• [Exercise directions]: Your answer should hold every line of the records below that contains the string "geography".

• [Entries from a dataset of interfaces]:

#####

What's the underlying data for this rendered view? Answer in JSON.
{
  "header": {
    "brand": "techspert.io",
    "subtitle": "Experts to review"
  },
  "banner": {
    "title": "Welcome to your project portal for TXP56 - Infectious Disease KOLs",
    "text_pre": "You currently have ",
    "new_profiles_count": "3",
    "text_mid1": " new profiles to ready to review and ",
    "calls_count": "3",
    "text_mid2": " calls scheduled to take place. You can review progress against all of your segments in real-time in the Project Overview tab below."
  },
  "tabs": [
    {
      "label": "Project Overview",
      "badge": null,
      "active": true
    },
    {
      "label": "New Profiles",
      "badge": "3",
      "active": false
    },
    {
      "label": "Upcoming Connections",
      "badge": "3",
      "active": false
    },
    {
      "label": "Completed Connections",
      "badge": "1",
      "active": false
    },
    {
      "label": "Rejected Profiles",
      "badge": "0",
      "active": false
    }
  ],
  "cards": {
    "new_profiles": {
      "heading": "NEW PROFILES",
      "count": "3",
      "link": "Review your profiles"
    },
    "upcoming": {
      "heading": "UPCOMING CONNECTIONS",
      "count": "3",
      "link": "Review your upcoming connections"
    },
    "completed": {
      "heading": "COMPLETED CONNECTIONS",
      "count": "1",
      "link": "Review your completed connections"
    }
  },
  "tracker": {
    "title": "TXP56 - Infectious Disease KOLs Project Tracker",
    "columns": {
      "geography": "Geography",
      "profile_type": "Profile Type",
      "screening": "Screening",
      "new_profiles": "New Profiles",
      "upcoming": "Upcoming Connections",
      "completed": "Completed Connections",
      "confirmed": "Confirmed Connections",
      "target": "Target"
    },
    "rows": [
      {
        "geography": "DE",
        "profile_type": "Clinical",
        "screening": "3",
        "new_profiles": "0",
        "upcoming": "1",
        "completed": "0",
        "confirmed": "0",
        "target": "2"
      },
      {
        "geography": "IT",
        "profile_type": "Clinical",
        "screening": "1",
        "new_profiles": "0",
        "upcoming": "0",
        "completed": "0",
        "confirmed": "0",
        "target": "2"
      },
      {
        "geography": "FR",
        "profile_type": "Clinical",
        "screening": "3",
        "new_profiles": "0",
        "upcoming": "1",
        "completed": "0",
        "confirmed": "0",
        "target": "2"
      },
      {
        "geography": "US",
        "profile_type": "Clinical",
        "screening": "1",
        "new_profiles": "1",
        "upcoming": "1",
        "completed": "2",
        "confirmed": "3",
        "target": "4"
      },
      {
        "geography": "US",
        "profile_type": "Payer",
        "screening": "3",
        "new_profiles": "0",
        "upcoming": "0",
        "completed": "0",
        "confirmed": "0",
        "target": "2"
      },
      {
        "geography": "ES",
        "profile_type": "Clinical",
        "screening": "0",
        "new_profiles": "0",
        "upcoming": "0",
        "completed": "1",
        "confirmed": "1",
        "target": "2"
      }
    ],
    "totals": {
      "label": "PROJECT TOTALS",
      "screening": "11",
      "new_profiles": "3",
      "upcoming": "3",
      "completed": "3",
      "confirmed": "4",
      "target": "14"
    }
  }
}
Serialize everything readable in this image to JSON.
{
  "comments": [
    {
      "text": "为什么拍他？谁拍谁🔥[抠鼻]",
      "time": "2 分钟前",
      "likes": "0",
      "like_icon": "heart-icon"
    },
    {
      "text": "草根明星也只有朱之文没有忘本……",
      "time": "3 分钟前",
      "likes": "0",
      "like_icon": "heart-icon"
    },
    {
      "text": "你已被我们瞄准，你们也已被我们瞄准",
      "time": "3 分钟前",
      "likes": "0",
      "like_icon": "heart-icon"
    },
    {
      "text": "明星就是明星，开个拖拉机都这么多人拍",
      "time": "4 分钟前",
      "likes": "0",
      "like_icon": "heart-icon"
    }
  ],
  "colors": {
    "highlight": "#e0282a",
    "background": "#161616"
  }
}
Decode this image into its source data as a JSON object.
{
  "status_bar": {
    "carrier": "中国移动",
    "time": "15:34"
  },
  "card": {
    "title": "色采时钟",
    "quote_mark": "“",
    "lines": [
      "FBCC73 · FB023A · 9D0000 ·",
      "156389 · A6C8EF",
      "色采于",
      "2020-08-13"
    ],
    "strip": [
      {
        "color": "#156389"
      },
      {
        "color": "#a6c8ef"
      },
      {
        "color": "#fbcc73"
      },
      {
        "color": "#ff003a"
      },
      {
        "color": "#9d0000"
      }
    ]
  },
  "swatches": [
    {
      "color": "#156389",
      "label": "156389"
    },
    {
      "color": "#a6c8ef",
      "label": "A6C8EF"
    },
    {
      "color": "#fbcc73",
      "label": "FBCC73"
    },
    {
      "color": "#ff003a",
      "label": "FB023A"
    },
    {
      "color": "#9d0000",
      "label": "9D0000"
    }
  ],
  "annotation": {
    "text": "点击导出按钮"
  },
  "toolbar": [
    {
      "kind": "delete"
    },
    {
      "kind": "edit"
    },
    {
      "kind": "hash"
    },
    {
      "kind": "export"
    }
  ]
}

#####

• [Result for this exercise]:
      "geography": "Geography",
        "geography": "DE",
        "geography": "IT",
        "geography": "FR",
        "geography": "US",
        "geography": "US",
        "geography": "ES",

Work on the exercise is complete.